Aldrin is an insecticide, which was used against termites, locusts and the larvae of Click beetles. Most plants and animals convert it to Dieldrin. It is listed in the Stockholm Convention on Persistent Organic Pollutants, its production, use and trade are banned since 2004. Aldrin is a neurotoxin. People inhaling it can develop headaches, but also seizures. In humans, Aldrin is converted to dieldrin in the liver. The change will mean that it can leave the body again. The problem is that the change is slow, and the half-life is about a year. Aldrin may be a teratogen, and it probably causes cancer.

Production[change | change source]

Aldrin is produced by combining hexachlorocyclopentadiene with norbornadiene in a Diels-Alder reaction to give the adduct.[2]
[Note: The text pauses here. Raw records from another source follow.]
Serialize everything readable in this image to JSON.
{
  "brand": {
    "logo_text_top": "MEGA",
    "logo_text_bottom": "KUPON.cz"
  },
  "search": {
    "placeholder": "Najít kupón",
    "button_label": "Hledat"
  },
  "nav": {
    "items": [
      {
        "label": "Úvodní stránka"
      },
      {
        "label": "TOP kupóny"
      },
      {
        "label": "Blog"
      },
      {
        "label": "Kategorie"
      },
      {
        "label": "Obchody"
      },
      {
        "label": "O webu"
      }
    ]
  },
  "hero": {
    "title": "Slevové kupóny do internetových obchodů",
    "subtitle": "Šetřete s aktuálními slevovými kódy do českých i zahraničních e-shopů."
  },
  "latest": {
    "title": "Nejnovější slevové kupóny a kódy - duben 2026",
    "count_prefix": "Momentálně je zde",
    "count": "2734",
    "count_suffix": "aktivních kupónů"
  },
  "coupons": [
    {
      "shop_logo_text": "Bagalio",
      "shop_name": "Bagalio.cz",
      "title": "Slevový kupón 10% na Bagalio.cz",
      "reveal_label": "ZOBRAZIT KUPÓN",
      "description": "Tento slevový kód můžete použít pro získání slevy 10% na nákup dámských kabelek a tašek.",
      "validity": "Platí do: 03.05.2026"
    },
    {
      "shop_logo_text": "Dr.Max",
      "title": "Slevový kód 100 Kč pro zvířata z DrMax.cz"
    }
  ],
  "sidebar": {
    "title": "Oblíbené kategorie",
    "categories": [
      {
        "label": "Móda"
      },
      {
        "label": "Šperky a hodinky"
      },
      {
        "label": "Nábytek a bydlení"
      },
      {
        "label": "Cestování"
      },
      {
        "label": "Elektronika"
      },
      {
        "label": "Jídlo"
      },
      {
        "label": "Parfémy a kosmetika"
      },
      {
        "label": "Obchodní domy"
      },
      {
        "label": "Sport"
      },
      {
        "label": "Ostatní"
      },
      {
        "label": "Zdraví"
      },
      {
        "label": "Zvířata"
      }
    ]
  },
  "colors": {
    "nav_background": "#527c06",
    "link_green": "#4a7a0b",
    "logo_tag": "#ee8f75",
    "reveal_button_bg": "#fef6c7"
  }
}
Synthesis of Aldrin via a Diels-Alder reaction

Aldrin is named after the German chemist Kurt Alder, one of the coinventors of this kind of reaction. An estimated 270 million kilograms of aldrin and related cyclodiene pesticides were produced between 1946 and 1976.

In soil, on plant surfaces, or in the digestive tracts of insects, aldrin oxidizes to the epoxide, dieldrin. Dieldrin is more strongly insecticidal than aldrin.
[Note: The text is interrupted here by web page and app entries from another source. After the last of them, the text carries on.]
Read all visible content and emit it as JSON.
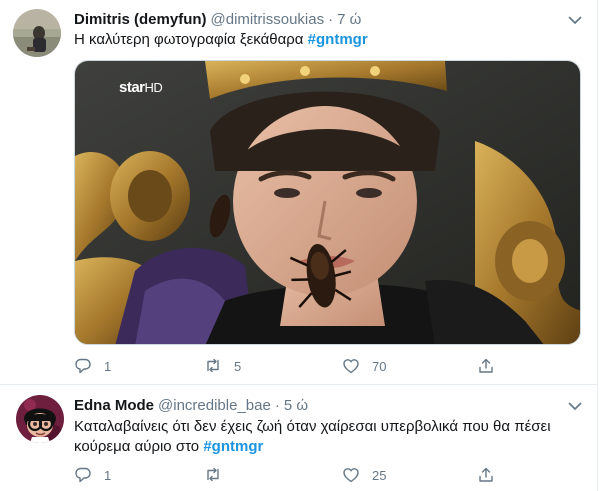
{
  "tweets": [
    {
      "display_name": "Dimitris (demyfun)",
      "handle": "@dimitrissoukias",
      "separator": "·",
      "time": "7 ώ",
      "text": "Η καλύτερη φωτογραφία ξεκάθαρα",
      "hashtag": "#gntmgr",
      "media": {
        "channel_logo": "star",
        "channel_logo_suffix": "HD"
      },
      "actions": {
        "reply_count": "1",
        "retweet_count": "5",
        "like_count": "70"
      }
    },
    {
      "display_name": "Edna Mode",
      "handle": "@incredible_bae",
      "separator": "·",
      "time": "5 ώ",
      "text": "Καταλαβαίνεις ότι δεν έχεις ζωή όταν χαίρεσαι υπερβολικά που θα πέσει κούρεμα αύριο στο",
      "hashtag": "#gntmgr",
      "actions": {
        "reply_count": "1",
        "retweet_count": "",
        "like_count": "25"
      }
    }
  ],
  "icons": {
    "reply": "reply-icon",
    "retweet": "retweet-icon",
    "like": "heart-icon",
    "share": "share-icon",
    "more": "chevron-down-icon"
  },
  "colors": {
    "link": "#1b95e0",
    "secondary_text": "#657786",
    "divider": "#e6ecf0"
  }
}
References[change | change source]

  1. 1.0 1.1 1.2 1.3 1.4 1.5 "NIOSH Pocket Guide to Chemical Hazards #0016". National Institute for Occupational Safety and Health (NIOSH).
  2. Jubb, A. H. (1975). Basic Organic Chemistry, Part 5 Industrial products. London: Wiley. ISBN 0-471-85014-4.